Today on the episode 4 of the Network AF podcast, host Avi Freedman welcomes his longtime friend Elliot Noss. For 25 years, Elliot has been the CEO of Tucows, the internet services company with the second-largest domain registrar in the world.
Elliot is considered an outlier in the ISP industry, largely due to his transparency and for the stellar customer experiences he encourages through Tucows. On the podcast, he and Avi discuss:
Elliot says he’s always been a businessperson first and a geek second. At university, he would allow himself to take a “fun” course once per semester. One year that involved computer programming, where he says he spent a lot of time filling out punch cards with a pencil and putting them into a card reader.
While working in Toronto, he joined the ISP Infonautics, and he couldn’t believe they owned the TUCOWS domain name. That is, “The Ultimate Collection of Winsock Software,” something Elliot calls an “anachronistic acronym.” The company understood the importance of software downloads as a primary lead, and they bought the website from Scott Swedorski. However, they didn’t have anyone running it. When Elliot asked about it, building the business became his job. Eventually, Infonautics would rebrand as Tucows with Elliot as its figurehead.

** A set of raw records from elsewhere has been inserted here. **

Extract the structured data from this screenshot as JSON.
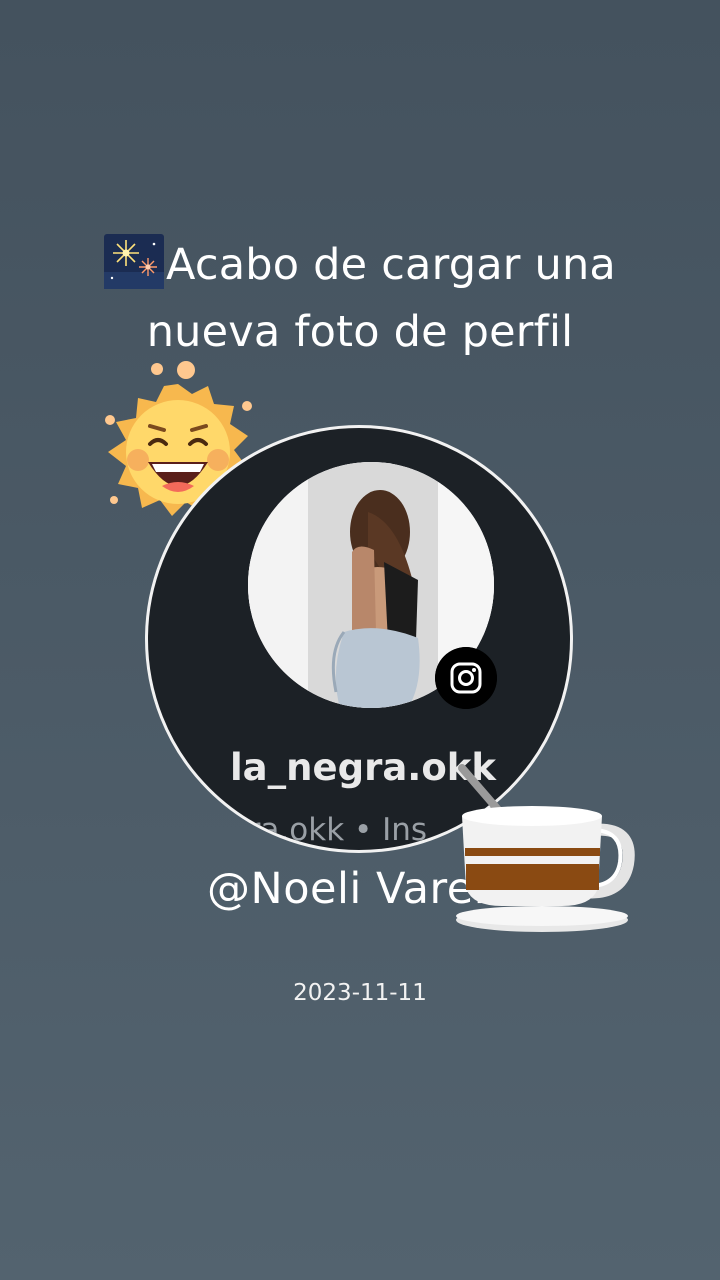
{
  "headline": {
    "icon": "fireworks-icon",
    "line1": "Acabo de cargar una",
    "line2": "nueva foto de perfil"
  },
  "sticker_sun": "smiling-sun-icon",
  "profile_card": {
    "username": "la_negra.okk",
    "subtitle": "gra.okk • Ins",
    "badge_icon": "instagram-icon",
    "border_color": "#f2f2f2"
  },
  "sticker_coffee": "coffee-cup-icon",
  "mention": "@Noeli Varela",
  "date": "2023-11-11"
}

Elliot has seen the entire computing and networking industry change during his 25 years at Tucows, including how people connect. Since the shareware days, the company has become expert providers in domain names, network solutions, fiber internet service, mobile virtual network operations and SaaS. This growth stems from its origins in inbound marketing and, as Elliot says, being smart enough to take people’s money when they wanted to advertise casinos and software. It was the best place in the world to advertise your shareware. Now Tucows has grown into a network of services, including Ting, Hover, OpenSRS, Enom, Epag and Ascio. Avi and Elliot discuss that growth in-depth.
Elliot says a foundation of Tucows’ growth and evolution is partly due to its emphasis on excellent customer support. Inspired by the customer-first ethos from dial-up ISPs back in the 90s, he adopted a stance to avoid what he calls the industry’s “dirty secret.” That is, half of support calls are billing-related.
To avoid that for Tucows, Elliot has always aimed to make the company’s services simple, reasonably priced and make billing as easy as possible. In turn, this significantly helps customers have a better experience, he says.
Since the second he interacted with it in the late 80s, Elliot has loved the digital world. In his words, he has “always felt like he owed a debt to the internet” for what it’s brought him.
As a result, he says he wants to fix some of the low-hanging fruit that makes the internet a dangerous place. He talks with Avi about some cybercrimes involving phishing, farming and spam, particularly being solvable at the DNS level.
By solving this, Elliot hopes it might inspire people to tackle bigger and broader problems. He states the only reason we haven’t yet begun to see these changes is because “big telecom and big media” have traditionally only seen the internet for its ability to deliver entertainment, and not its utility and infrastructure value.
Tucows has a ton of great employee reviews on Glassdoor that highlight the company’s impressive culture. Avi asks Elliot about it and what Tucows does to make people happy.
Elliot says culture is always in the little things: “It is the things you do when no one is looking, and it’s amazing that people complicate it beyond the golden rule. There are those for whom we will be the best work experience they will have in their life.”
Elliot says Tucows isn’t really for people who are only money driven, status-driven, or for those looking to be upwardly mobile in their titles changing all the time. At Tucows, people sometimes sit at the same job titles for eight or 10 years. The job responsibilities and scope increase every year, but the title stays the same.
He also always asks, “Do you love the internet?” It’s the kind of filter and prerequisite they’re looking for at Tucows. He adds that great people who are happy are necessary for great success.
Elliot’s career advice for his younger self includes two things he tells his children. The first being to “make sure you do what you love.” He says in today’s hyper-connected world, you’re competing with everyone, everywhere. “If you don’t love what you do, you won’t work hard. And if you don’t work hard, you won’t succeed. Full stop.”
The second offering of knowledge comes from a story his daughter hates about her first real job and not wanting people to dislike her. Elliot says, “This is really simple. If you make the people who you work with… if you make their jobs easier, they’re going to like you no matter how big of an expletive you are. If you make their jobs harder, they’re going to dislike you no matter how kind and sweet you are. Real simple.”